I don’t quite remember its name, but there is a law about the exponential growth of computing power every 18 months or so. I think it’s Moore’s law. But anyway, one of the benefits of this rapid advancement is an amazing enhancement in the quality and complexity of video games. Sadly though, car games seem to have fallen behind.
Don’t get me wrong. I’m not talking here about graphics or gameplay or the precision with which the driving physics are simulated. My main concern in content. Whereas war games and FPS titles, to mention but a couple, utilize the new possibilities in terms of advanced graphics to offer players richer worlds and increasingly engaging stories, the makers of car games have just one thing in mind: racing.
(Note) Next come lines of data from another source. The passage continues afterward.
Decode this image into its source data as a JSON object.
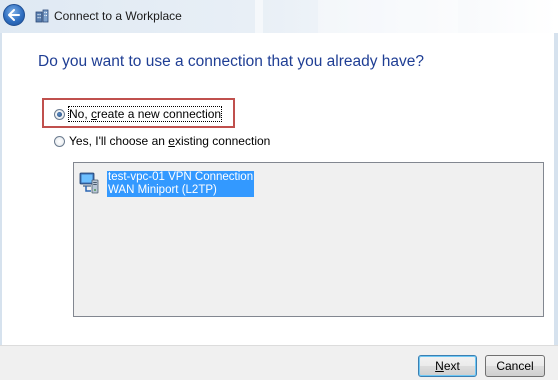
{
  "window": {
    "title": "Connect to a Workplace",
    "back_icon": "back-arrow-icon",
    "app_icon": "workplace-icon"
  },
  "heading": "Do you want to use a connection that you already have?",
  "options": {
    "new_connection": {
      "prefix": "No, ",
      "access_key": "c",
      "suffix": "reate a new connection",
      "selected": true
    },
    "existing_connection": {
      "prefix": "Yes, I'll choose an ",
      "access_key": "e",
      "suffix": "xisting connection",
      "selected": false
    }
  },
  "connections": [
    {
      "name": "test-vpc-01 VPN Connection",
      "device": "WAN Miniport (L2TP)",
      "icon": "network-connection-icon",
      "selected": true
    }
  ],
  "buttons": {
    "next": {
      "access_key": "N",
      "rest": "ext"
    },
    "cancel": "Cancel"
  },
  "colors": {
    "heading": "#1f3e94",
    "selection": "#3399ff",
    "highlight_box": "#c0504d"
  }
}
Now, I do realize that that’s what a driving game comes down to at its core – for one car to try and overtake another. But does every damn car game has to be a racing one? Can’t we have one where you can just get into a nicely simulated road car and drive around a richly textured world, explore cities and road trip to other states? Can’t there be a cruising game or something, just for relaxation?
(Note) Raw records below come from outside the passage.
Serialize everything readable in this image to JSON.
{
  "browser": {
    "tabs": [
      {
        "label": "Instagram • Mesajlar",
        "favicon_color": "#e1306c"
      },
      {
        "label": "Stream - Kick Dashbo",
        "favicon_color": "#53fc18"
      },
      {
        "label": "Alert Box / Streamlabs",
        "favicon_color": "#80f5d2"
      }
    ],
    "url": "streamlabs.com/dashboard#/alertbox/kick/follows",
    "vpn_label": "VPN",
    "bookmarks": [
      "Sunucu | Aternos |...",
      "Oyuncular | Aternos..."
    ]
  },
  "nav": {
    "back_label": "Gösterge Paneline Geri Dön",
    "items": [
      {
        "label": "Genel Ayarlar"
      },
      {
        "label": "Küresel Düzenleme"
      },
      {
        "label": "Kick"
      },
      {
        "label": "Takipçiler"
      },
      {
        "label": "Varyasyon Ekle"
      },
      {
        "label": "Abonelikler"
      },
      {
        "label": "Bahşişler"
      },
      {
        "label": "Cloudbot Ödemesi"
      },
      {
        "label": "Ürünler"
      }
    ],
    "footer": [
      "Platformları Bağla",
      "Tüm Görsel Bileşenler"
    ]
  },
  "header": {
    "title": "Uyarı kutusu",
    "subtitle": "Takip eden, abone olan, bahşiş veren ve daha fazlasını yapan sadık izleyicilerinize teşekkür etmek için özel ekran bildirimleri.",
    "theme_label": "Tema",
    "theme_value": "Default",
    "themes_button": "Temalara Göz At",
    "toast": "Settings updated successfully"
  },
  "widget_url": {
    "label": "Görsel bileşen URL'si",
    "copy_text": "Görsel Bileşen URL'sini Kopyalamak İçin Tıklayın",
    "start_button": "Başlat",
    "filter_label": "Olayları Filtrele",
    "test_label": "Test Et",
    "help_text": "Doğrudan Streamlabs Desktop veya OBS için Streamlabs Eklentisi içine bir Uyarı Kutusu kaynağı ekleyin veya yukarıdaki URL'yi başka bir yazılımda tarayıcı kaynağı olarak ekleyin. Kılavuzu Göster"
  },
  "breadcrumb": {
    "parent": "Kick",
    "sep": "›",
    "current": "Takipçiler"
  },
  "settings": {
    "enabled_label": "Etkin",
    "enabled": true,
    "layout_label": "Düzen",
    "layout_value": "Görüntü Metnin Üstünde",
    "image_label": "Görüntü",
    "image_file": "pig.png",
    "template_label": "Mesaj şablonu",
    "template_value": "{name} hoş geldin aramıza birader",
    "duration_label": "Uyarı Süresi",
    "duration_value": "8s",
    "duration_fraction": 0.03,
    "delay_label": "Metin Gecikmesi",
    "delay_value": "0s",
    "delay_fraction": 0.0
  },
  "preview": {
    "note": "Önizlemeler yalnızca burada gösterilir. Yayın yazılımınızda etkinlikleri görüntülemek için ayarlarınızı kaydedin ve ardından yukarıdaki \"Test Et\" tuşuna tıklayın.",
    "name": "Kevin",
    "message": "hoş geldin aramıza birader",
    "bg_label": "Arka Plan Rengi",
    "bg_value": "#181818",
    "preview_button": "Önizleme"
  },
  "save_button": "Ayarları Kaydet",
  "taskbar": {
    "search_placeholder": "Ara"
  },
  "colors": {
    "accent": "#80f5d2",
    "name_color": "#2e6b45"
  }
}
I think game makers prefer to stick to the racing formula when it comes to car games because, at the end of the day, video games that pay real money are about giving you an adrenaline kick, not relaxing you. And that cannot be achieved if you are cruising down the Pacific Coast Highway in a Rolls-Royce. It is to be found on the Spa or the Nurburgring, as your Porsche Cup car swaps paint with the McLaren GT next to you. Thing is though, there used to be great titles built around the idea of city racing, which is more interesting than track racing.
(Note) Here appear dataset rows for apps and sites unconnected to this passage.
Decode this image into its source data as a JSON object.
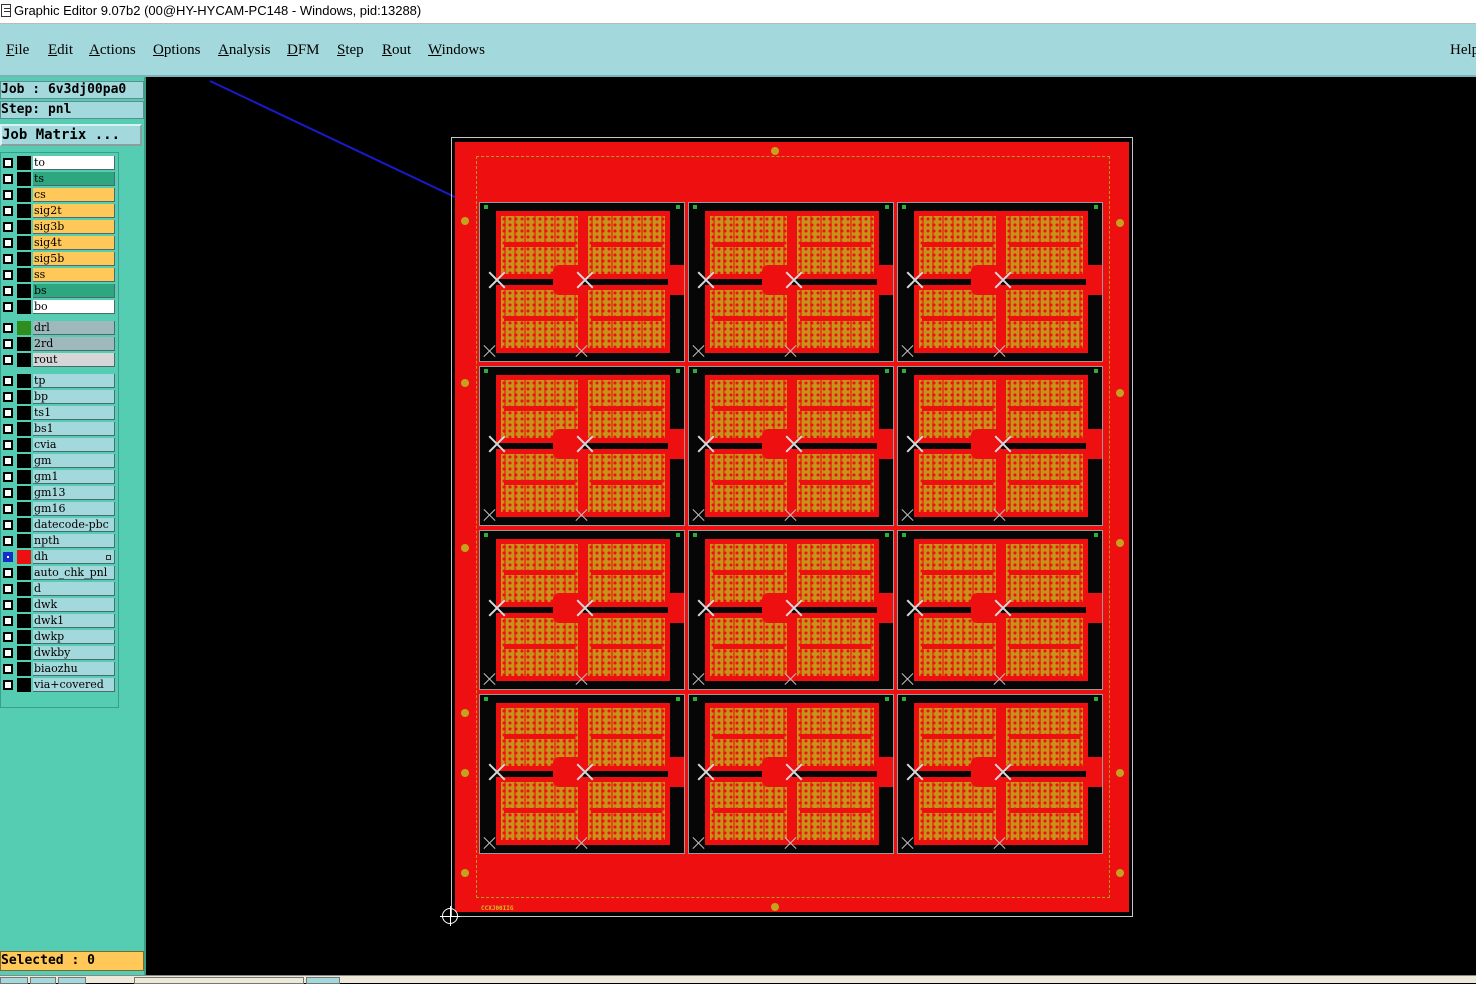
{
  "window": {
    "title": "Graphic Editor 9.07b2 (00@HY-HYCAM-PC148 - Windows, pid:13288)"
  },
  "menu": {
    "items": [
      "File",
      "Edit",
      "Actions",
      "Options",
      "Analysis",
      "DFM",
      "Step",
      "Rout",
      "Windows"
    ],
    "help": "Help"
  },
  "job": {
    "job_label": "Job : 6v3dj00pa0",
    "step_label": "Step: pnl",
    "matrix_button": "Job Matrix ..."
  },
  "layers": [
    {
      "name": "to",
      "type": "board",
      "color": "#000000",
      "checked": false
    },
    {
      "name": "ts",
      "type": "board",
      "color": "#000000",
      "checked": false
    },
    {
      "name": "cs",
      "type": "board",
      "color": "#000000",
      "checked": false
    },
    {
      "name": "sig2t",
      "type": "board",
      "color": "#000000",
      "checked": false
    },
    {
      "name": "sig3b",
      "type": "board",
      "color": "#000000",
      "checked": false
    },
    {
      "name": "sig4t",
      "type": "board",
      "color": "#000000",
      "checked": false
    },
    {
      "name": "sig5b",
      "type": "board",
      "color": "#000000",
      "checked": false
    },
    {
      "name": "ss",
      "type": "board",
      "color": "#000000",
      "checked": false
    },
    {
      "name": "bs",
      "type": "board",
      "color": "#000000",
      "checked": false
    },
    {
      "name": "bo",
      "type": "board",
      "color": "#000000",
      "checked": false
    },
    {
      "name": "drl",
      "type": "drill",
      "color": "#2f8e1f",
      "checked": false
    },
    {
      "name": "2rd",
      "type": "drill",
      "color": "#000000",
      "checked": false
    },
    {
      "name": "rout",
      "type": "rout",
      "color": "#000000",
      "checked": false
    },
    {
      "name": "tp",
      "type": "misc",
      "color": "#000000",
      "checked": false
    },
    {
      "name": "bp",
      "type": "misc",
      "color": "#000000",
      "checked": false
    },
    {
      "name": "ts1",
      "type": "misc",
      "color": "#000000",
      "checked": false
    },
    {
      "name": "bs1",
      "type": "misc",
      "color": "#000000",
      "checked": false
    },
    {
      "name": "cvia",
      "type": "misc",
      "color": "#000000",
      "checked": false
    },
    {
      "name": "gm",
      "type": "misc",
      "color": "#000000",
      "checked": false
    },
    {
      "name": "gm1",
      "type": "misc",
      "color": "#000000",
      "checked": false
    },
    {
      "name": "gm13",
      "type": "misc",
      "color": "#000000",
      "checked": false
    },
    {
      "name": "gm16",
      "type": "misc",
      "color": "#000000",
      "checked": false
    },
    {
      "name": "datecode-pbc",
      "type": "misc",
      "color": "#000000",
      "checked": false
    },
    {
      "name": "npth",
      "type": "misc",
      "color": "#000000",
      "checked": false
    },
    {
      "name": "dh",
      "type": "misc",
      "color": "#ee1010",
      "checked": true
    },
    {
      "name": "auto_chk_pnl",
      "type": "misc",
      "color": "#000000",
      "checked": false
    },
    {
      "name": "d",
      "type": "misc",
      "color": "#000000",
      "checked": false
    },
    {
      "name": "dwk",
      "type": "misc",
      "color": "#000000",
      "checked": false
    },
    {
      "name": "dwk1",
      "type": "misc",
      "color": "#000000",
      "checked": false
    },
    {
      "name": "dwkp",
      "type": "misc",
      "color": "#000000",
      "checked": false
    },
    {
      "name": "dwkby",
      "type": "misc",
      "color": "#000000",
      "checked": false
    },
    {
      "name": "biaozhu",
      "type": "misc",
      "color": "#000000",
      "checked": false
    },
    {
      "name": "via+covered",
      "type": "misc",
      "color": "#000000",
      "checked": false
    }
  ],
  "status": {
    "selected": "Selected : 0"
  },
  "board": {
    "panel_id_text": "CCXJ00IIG",
    "colors": {
      "copper": "#ee1010",
      "pad": "#c79219",
      "background": "#000000",
      "menu": "#a3d8dc",
      "panel": "#55cdb2",
      "arrow": "#1a1acc"
    },
    "array": {
      "rows": 4,
      "cols": 3,
      "units_per_block": 4
    }
  }
}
I mean, if you are hellbent on making racing games, at least let us loose in an open world with traffic and cops and stuff. I’m sorry racing fans, but a closed circuit can get really boring, really quickly. We don’t wanna be naming names here, but I’m sure you agree that circuit racing games, not matter how many cars they offer, how exact is their simulation of the track, the car and the driving characteristics, they are not played with for very long. You spend $99 on a game expecting to get at least six month worth of fun out of it, and you chuck it away after two weeks.
Part of it is, of course, the obsession with simulation, which makes games unnecessarily difficult and therefore less fun. Simulators, generally speaking, appeal only to hard-core aficionados. They are just annoying to an average user. With car games especially we need a bit of arcade so as to keep things loose and fun. For us an ideal car game would have the amazingly detailed world of the GTA games, the cool and fun driving physics of something like Driver San Francisco, and the car variety of the latest Gran Turismo. Oh, and it mustn’t be expensive. And of course, cockpit view is a must!